For less than $10 Dr. Isaac Bogoch turned his iPhone into a “field microscope” that can detect intestinal worms.

“It works like a charm,” says Bogoch, an infectious disease specialist at Toronto General Hospital, who describes the phone’s microscopic powers in a study published Monday in the American Journal of Tropical Medicine and Hygiene.

He and his colleagues, who used the phone to test for worms in children in rural Africa, say “mobile phone microscopes” could become  invaluable diagnostic tools in remote areas where labs are few and far between. Continue reading →

Giant camel remains discovered in Canadian Arctic

Artists' illustration of the cames that roamed  the High Arctic 3.5 million years ago. Credit ~ J. Csotonyi

Artists’ illustration of the cames that roamed the High Arctic 3.5 million years ago. Credit ~ J. Csotonyi

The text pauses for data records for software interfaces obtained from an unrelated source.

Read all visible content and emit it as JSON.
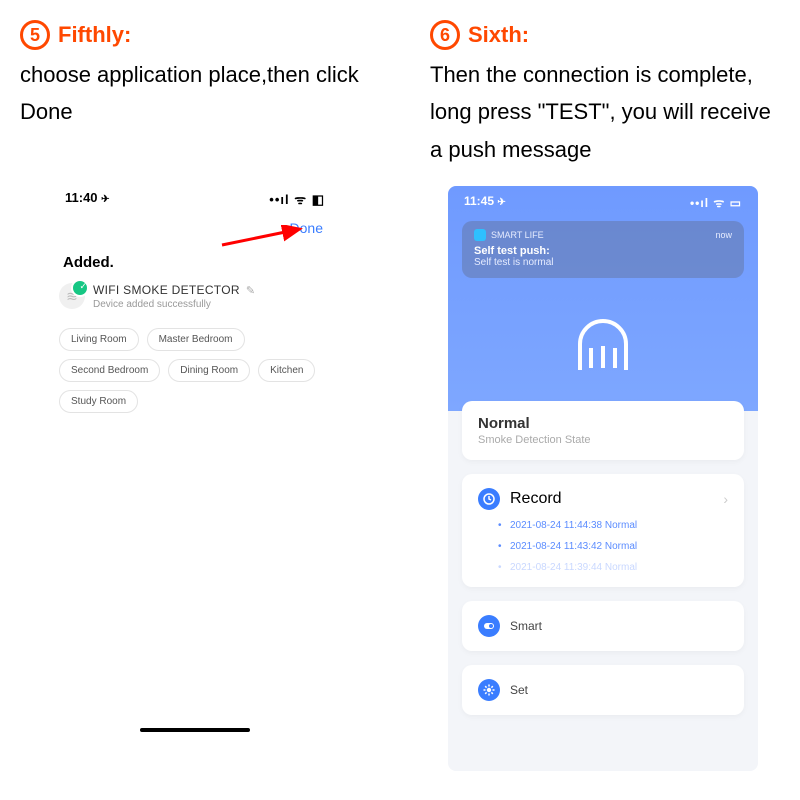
{
  "step5": {
    "num": "5",
    "label": "Fifthly:",
    "instr": "choose application place,then click Done"
  },
  "step6": {
    "num": "6",
    "label": "Sixth:",
    "instr": "Then the connection is complete, long press \"TEST\", you will receive a push message"
  },
  "left": {
    "time": "11:40",
    "done": "Done",
    "added": "Added.",
    "device_name": "WIFI  SMOKE DETECTOR",
    "device_sub": "Device added successfully",
    "rooms": [
      "Living Room",
      "Master Bedroom",
      "Second Bedroom",
      "Dining Room",
      "Kitchen",
      "Study Room"
    ]
  },
  "right": {
    "time": "11:45",
    "notif_app": "SMART LIFE",
    "notif_when": "now",
    "notif_title": "Self test push:",
    "notif_body": "Self test is normal",
    "state_title": "Normal",
    "state_sub": "Smoke Detection State",
    "record_label": "Record",
    "records": [
      "2021-08-24 11:44:38 Normal",
      "2021-08-24 11:43:42 Normal",
      "2021-08-24 11:39:44 Normal"
    ],
    "smart_label": "Smart",
    "set_label": "Set"
  }
}
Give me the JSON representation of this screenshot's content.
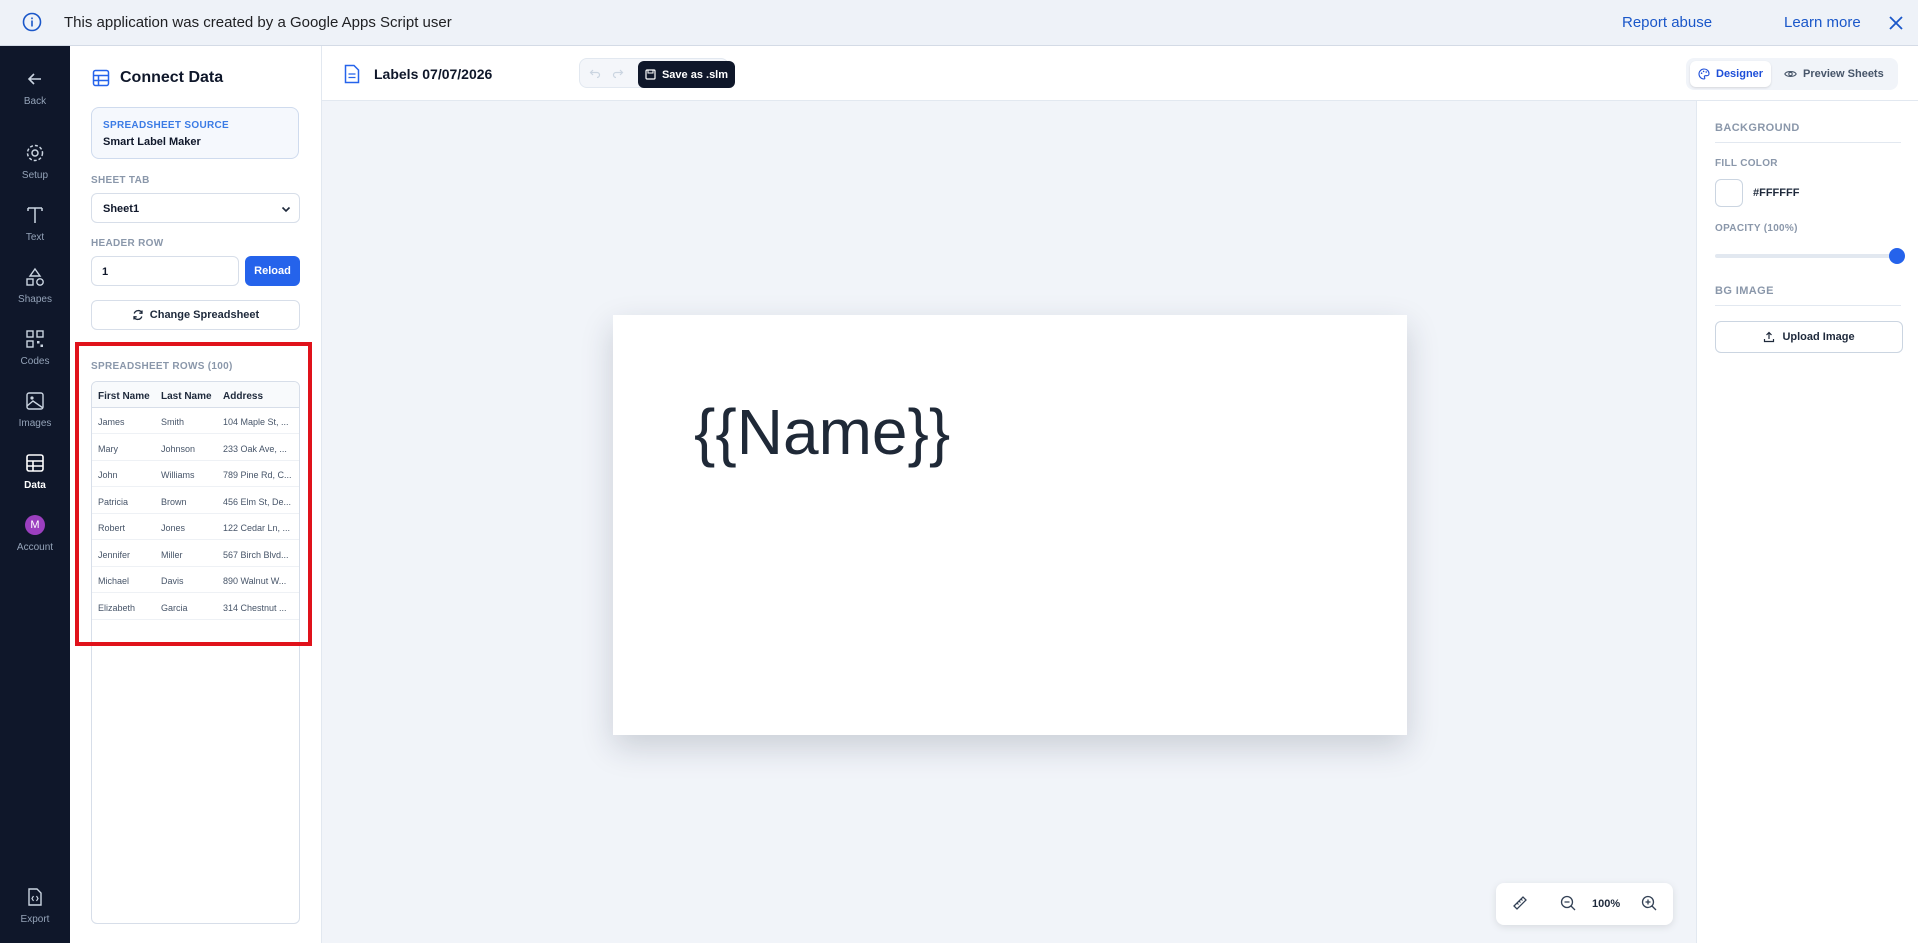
{
  "banner": {
    "message": "This application was created by a Google Apps Script user",
    "report_abuse": "Report abuse",
    "learn_more": "Learn more"
  },
  "rail": {
    "items": [
      {
        "label": "Back",
        "icon": "arrow-left-icon"
      },
      {
        "label": "Setup",
        "icon": "gear-icon"
      },
      {
        "label": "Text",
        "icon": "text-icon"
      },
      {
        "label": "Shapes",
        "icon": "shapes-icon"
      },
      {
        "label": "Codes",
        "icon": "qr-code-icon"
      },
      {
        "label": "Images",
        "icon": "image-icon"
      },
      {
        "label": "Data",
        "icon": "table-icon",
        "active": true
      },
      {
        "label": "Account",
        "icon": "avatar",
        "avatar_letter": "M"
      },
      {
        "label": "Export",
        "icon": "export-code-icon"
      }
    ]
  },
  "panel": {
    "title": "Connect Data",
    "source_label": "SPREADSHEET SOURCE",
    "source_value": "Smart Label Maker",
    "sheet_tab_label": "SHEET TAB",
    "sheet_tab_value": "Sheet1",
    "header_row_label": "HEADER ROW",
    "header_row_value": "1",
    "reload_label": "Reload",
    "change_label": "Change Spreadsheet",
    "rows_title": "SPREADSHEET ROWS (100)",
    "columns": [
      "First Name",
      "Last Name",
      "Address"
    ],
    "rows": [
      [
        "James",
        "Smith",
        "104 Maple St, ..."
      ],
      [
        "Mary",
        "Johnson",
        "233 Oak Ave, ..."
      ],
      [
        "John",
        "Williams",
        "789 Pine Rd, C..."
      ],
      [
        "Patricia",
        "Brown",
        "456 Elm St, De..."
      ],
      [
        "Robert",
        "Jones",
        "122 Cedar Ln, ..."
      ],
      [
        "Jennifer",
        "Miller",
        "567 Birch Blvd..."
      ],
      [
        "Michael",
        "Davis",
        "890 Walnut W..."
      ],
      [
        "Elizabeth",
        "Garcia",
        "314 Chestnut ..."
      ]
    ]
  },
  "topbar": {
    "doc_title": "Labels 07/07/2026",
    "save_label": "Save as .slm",
    "designer_label": "Designer",
    "preview_label": "Preview Sheets"
  },
  "canvas": {
    "label_text": "{{Name}}",
    "zoom": "100%"
  },
  "right_panel": {
    "background_heading": "BACKGROUND",
    "fill_color_label": "FILL COLOR",
    "fill_color_value": "#FFFFFF",
    "opacity_label": "OPACITY (100%)",
    "opacity": 1.0,
    "bg_image_heading": "BG IMAGE",
    "upload_label": "Upload Image"
  },
  "colors": {
    "accent": "#2563eb",
    "rail_bg": "#0f172a",
    "highlight": "#e0121b"
  }
}
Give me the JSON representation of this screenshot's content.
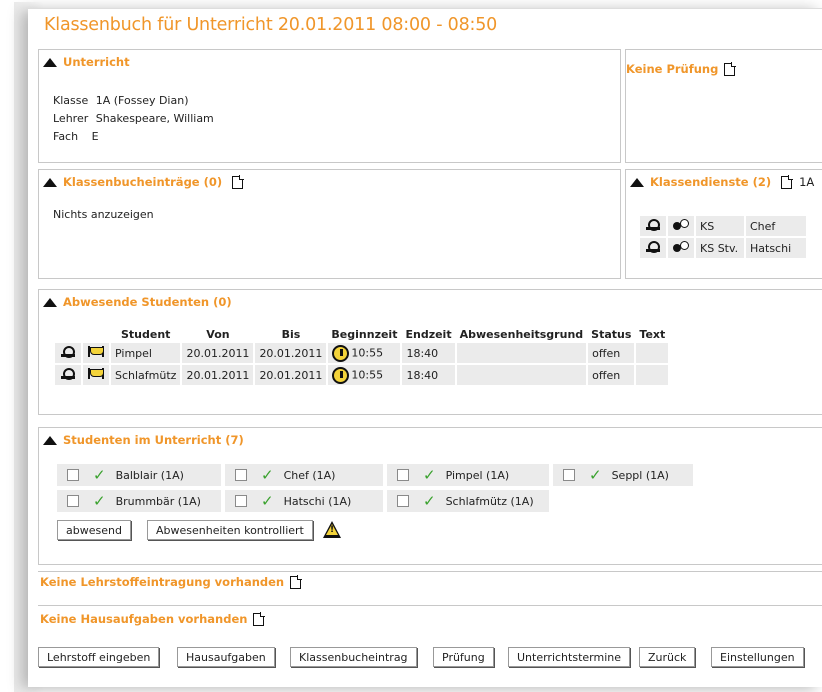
{
  "page_title": "Klassenbuch für Unterricht 20.01.2011 08:00 - 08:50",
  "unterricht": {
    "heading": "Unterricht",
    "rows": [
      {
        "key": "Klasse",
        "value": "1A (Fossey Dian)"
      },
      {
        "key": "Lehrer",
        "value": "Shakespeare, William"
      },
      {
        "key": "Fach",
        "value": "E"
      }
    ]
  },
  "pruefung": {
    "heading": "Keine Prüfung"
  },
  "klassenbucheintraege": {
    "heading": "Klassenbucheinträge (0)",
    "empty_text": "Nichts anzuzeigen"
  },
  "klassendienste": {
    "heading": "Klassendienste (2)",
    "heading_suffix": "1A",
    "rows": [
      {
        "code": "KS",
        "role": "Chef",
        "key_icon": "key-icon"
      },
      {
        "code": "KS Stv.",
        "role": "Hatschi",
        "key_icon": "key-2-icon"
      }
    ]
  },
  "abwesende": {
    "heading": "Abwesende Studenten (0)",
    "columns": [
      "Student",
      "Von",
      "Bis",
      "Beginnzeit",
      "Endzeit",
      "Abwesenheitsgrund",
      "Status",
      "Text"
    ],
    "rows": [
      {
        "student": "Pimpel",
        "von": "20.01.2011",
        "bis": "20.01.2011",
        "beginn": "10:55",
        "ende": "18:40",
        "grund": "",
        "status": "offen",
        "text": ""
      },
      {
        "student": "Schlafmütz",
        "von": "20.01.2011",
        "bis": "20.01.2011",
        "beginn": "10:55",
        "ende": "18:40",
        "grund": "",
        "status": "offen",
        "text": ""
      }
    ]
  },
  "studenten": {
    "heading": "Studenten im Unterricht (7)",
    "items": [
      {
        "name": "Balblair (1A)"
      },
      {
        "name": "Chef (1A)"
      },
      {
        "name": "Pimpel (1A)"
      },
      {
        "name": "Seppl (1A)"
      },
      {
        "name": "Brummbär (1A)"
      },
      {
        "name": "Hatschi (1A)"
      },
      {
        "name": "Schlafmütz (1A)"
      }
    ],
    "btn_abwesend": "abwesend",
    "btn_kontrolliert": "Abwesenheiten kontrolliert"
  },
  "lehrstoff": "Keine Lehrstoffeintragung vorhanden",
  "hausaufgaben": "Keine Hausaufgaben vorhanden",
  "footer_buttons": [
    "Lehrstoff eingeben",
    "Hausaufgaben",
    "Klassenbucheintrag",
    "Prüfung",
    "Unterrichtstermine",
    "Zurück",
    "Einstellungen"
  ],
  "colors": {
    "accent": "#f0962a",
    "cell_bg": "#ebebeb",
    "check": "#3aa22e",
    "warning": "#f3d33a"
  }
}
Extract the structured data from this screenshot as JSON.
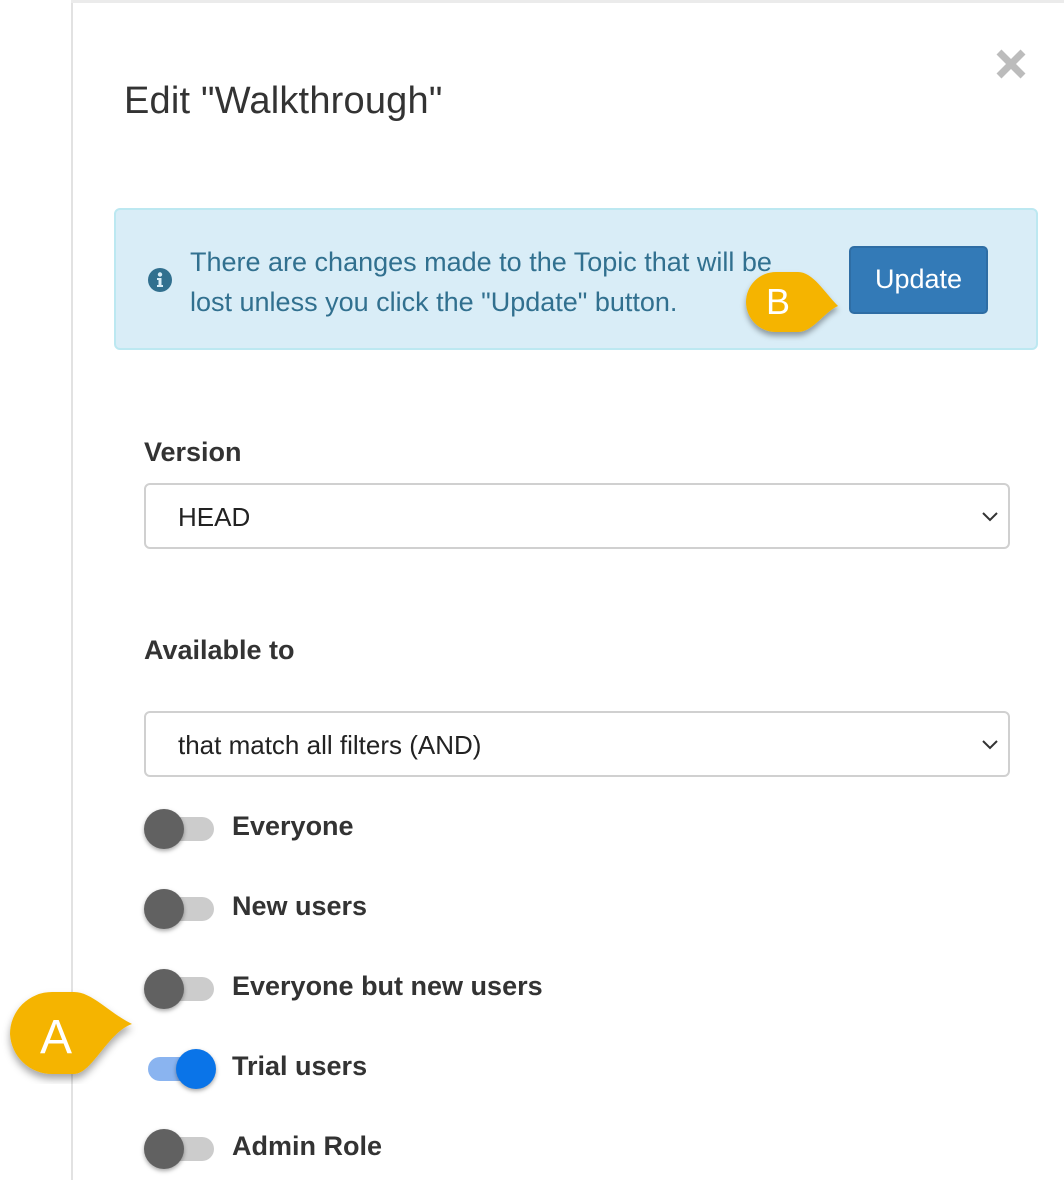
{
  "dialog": {
    "title": "Edit \"Walkthrough\"",
    "close_icon": "close-icon"
  },
  "alert": {
    "icon": "info-circle-icon",
    "line1": "There are changes made to the Topic that will be",
    "line2": "lost unless you click the \"Update\" button.",
    "update_label": "Update"
  },
  "version": {
    "label": "Version",
    "selected": "HEAD"
  },
  "available_to": {
    "label": "Available to",
    "selected": "that match all filters (AND)",
    "toggles": [
      {
        "label": "Everyone",
        "on": false
      },
      {
        "label": "New users",
        "on": false
      },
      {
        "label": "Everyone but new users",
        "on": false
      },
      {
        "label": "Trial users",
        "on": true
      },
      {
        "label": "Admin Role",
        "on": false
      }
    ]
  },
  "callouts": {
    "a": "A",
    "b": "B"
  },
  "colors": {
    "alert_bg": "#d9edf7",
    "alert_text": "#31708f",
    "primary_button": "#337ab7",
    "toggle_on": "#0a74e8",
    "callout": "#f5b400"
  }
}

 03/05/2013

When Natalia Rybczynski unearthed the first few bone fragments on a windswept ridge in Canada’s High Arctic, she knew she was onto something big.

Rybczynski, a paleobiologist at the Canadian Museum of Nature, recalls thinking: “This is something kind of off the charts.”

It turns out she had uncovered the remains of the first camel ever found in the High Arctic. Continue reading →